Answer: Well, oftentimes the state will have the information it needs to prove a charge. So, if one was to go to court and try the case if the defendant and his lawyer are aware that the state has sufficient evidence to prove the case on the one hand, and yet they are offering a plea arrangement that is favorable to a defendant driver, he may choose to plead guilty as a lesser evil. So, for example, I mean, if one was a diabetic say.
Or maybe a better version would be if one took some medication that was prescribed to them to take, yet that medication had impairing side effects, a person might plead to a DUI or a DWI charge in exchange for probation before a judgment type of a verdict as opposed to a trial in the case, which could have more dire consequences. In that particular case, potentially pleading may be a better avenue. In that case, that person probably technically may be guilty of impairment anyway because driving after taking medications that the driver should have known would have been impairing to the person, that can still result—and rightfully so—in a DUI charge.

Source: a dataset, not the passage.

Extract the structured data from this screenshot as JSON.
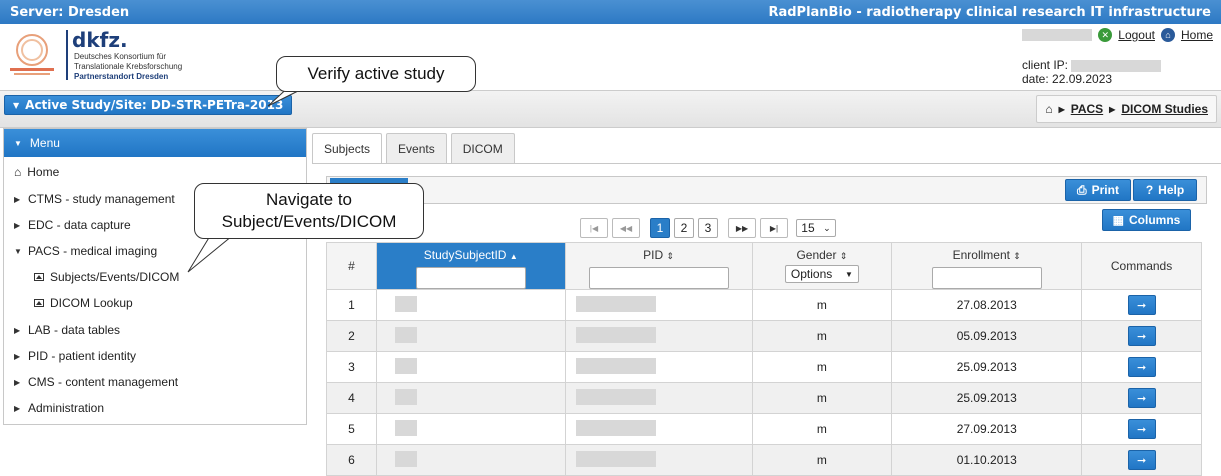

Conversely, after having said that, if a person is truly innocent and there is some other viable explanation for the impairment-like behavior, then potentially pleading guilty would not be the correct avenue to take in such a case. But to answer the question why an innocent person would plead guilty, one has to assume that there is sufficient, well beyond sufficient evidence to prove the charge without much mitigating defenses. And if that’s the case, one may consider that course of action as being the safest course of action to get out of the court as least scathed as possible.